If a line in the data contains "cartoon", copy it out.

[Items from a dataset]
Start of Block

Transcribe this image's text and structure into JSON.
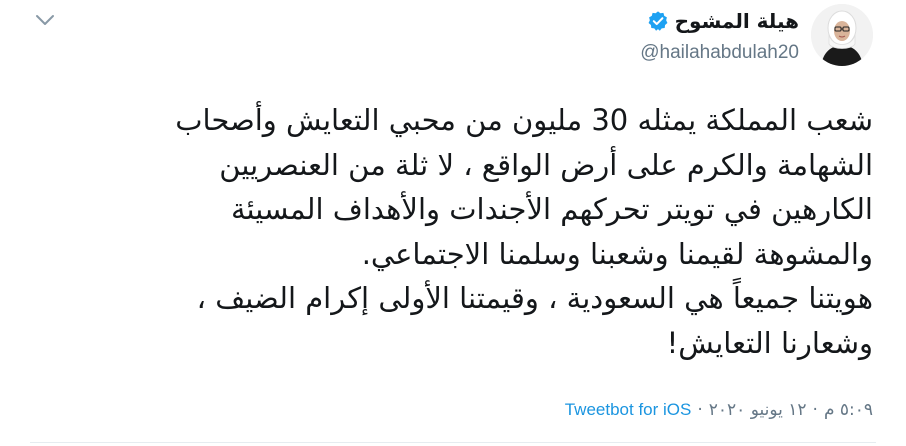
{
  "user": {
    "display_name": "هيلة المشوح",
    "handle": "@hailahabdulah20",
    "verified": true
  },
  "tweet": {
    "lines": [
      "شعب المملكة يمثله 30 مليون من محبي التعايش وأصحاب",
      "الشهامة والكرم على أرض الواقع ، لا ثلة من العنصريين",
      "الكارهين في تويتر تحركهم الأجندات والأهداف المسيئة",
      "والمشوهة لقيمنا وشعبنا وسلمنا الاجتماعي.",
      "هويتنا جميعاً هي السعودية ، وقيمتنا الأولى إكرام الضيف ،",
      "وشعارنا التعايش!"
    ]
  },
  "meta": {
    "time": "٥:٠٩ م",
    "separator": "·",
    "date": "١٢ يونيو ٢٠٢٠",
    "separator2": "·",
    "source": "Tweetbot for iOS"
  },
  "icons": {
    "verified": "verified-badge-icon",
    "menu": "chevron-down-icon",
    "avatar": "avatar-photo"
  },
  "colors": {
    "text": "#14171a",
    "secondary": "#657786",
    "link": "#1b95e0",
    "verified": "#1da1f2"
  }
}
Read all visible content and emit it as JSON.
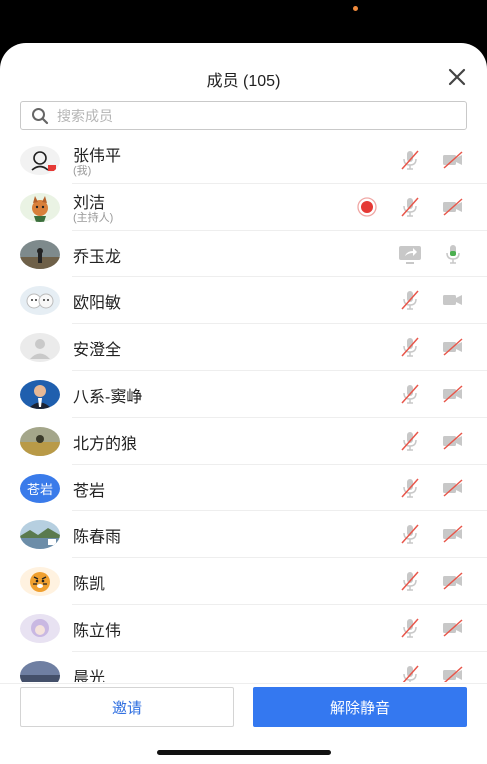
{
  "header": {
    "title": "成员 (105)",
    "close_icon": "close-icon"
  },
  "search": {
    "placeholder": "搜索成员",
    "value": ""
  },
  "colors": {
    "accent": "#3478f0",
    "muted_icon": "#c8c8c8",
    "mute_slash": "#e8564a",
    "record": "#e53935",
    "active_mic": "#4caf50"
  },
  "members": [
    {
      "name": "张伟平",
      "role": "(我)",
      "avatar": "person-sketch",
      "mic": "muted",
      "cam": "off"
    },
    {
      "name": "刘洁",
      "role": "(主持人)",
      "avatar": "cartoon-fox",
      "recording": true,
      "mic": "muted",
      "cam": "off"
    },
    {
      "name": "乔玉龙",
      "role": "",
      "avatar": "landscape-person",
      "share": true,
      "mic": "active"
    },
    {
      "name": "欧阳敏",
      "role": "",
      "avatar": "cartoon-pets",
      "mic": "muted",
      "cam": "on"
    },
    {
      "name": "安澄全",
      "role": "",
      "avatar": "default-person",
      "mic": "muted",
      "cam": "off"
    },
    {
      "name": "八系-窦峥",
      "role": "",
      "avatar": "man-in-suit",
      "mic": "muted",
      "cam": "off"
    },
    {
      "name": "北方的狼",
      "role": "",
      "avatar": "landscape-field",
      "mic": "muted",
      "cam": "off"
    },
    {
      "name": "苍岩",
      "role": "",
      "avatar_text": "苍岩",
      "avatar": "text-avatar",
      "mic": "muted",
      "cam": "off"
    },
    {
      "name": "陈春雨",
      "role": "",
      "avatar": "landscape-lake",
      "mic": "muted",
      "cam": "off"
    },
    {
      "name": "陈凯",
      "role": "",
      "avatar": "cartoon-tiger",
      "mic": "muted",
      "cam": "off"
    },
    {
      "name": "陈立伟",
      "role": "",
      "avatar": "anime-girl",
      "mic": "muted",
      "cam": "off"
    },
    {
      "name": "晨光",
      "role": "",
      "avatar": "sky-photo",
      "mic": "muted",
      "cam": "off"
    }
  ],
  "footer": {
    "invite_label": "邀请",
    "unmute_all_label": "解除静音"
  }
}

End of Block

■ Answer to this problem ■
      "avatar": "cartoon-fox",
      "avatar": "cartoon-pets",
      "avatar": "cartoon-tiger",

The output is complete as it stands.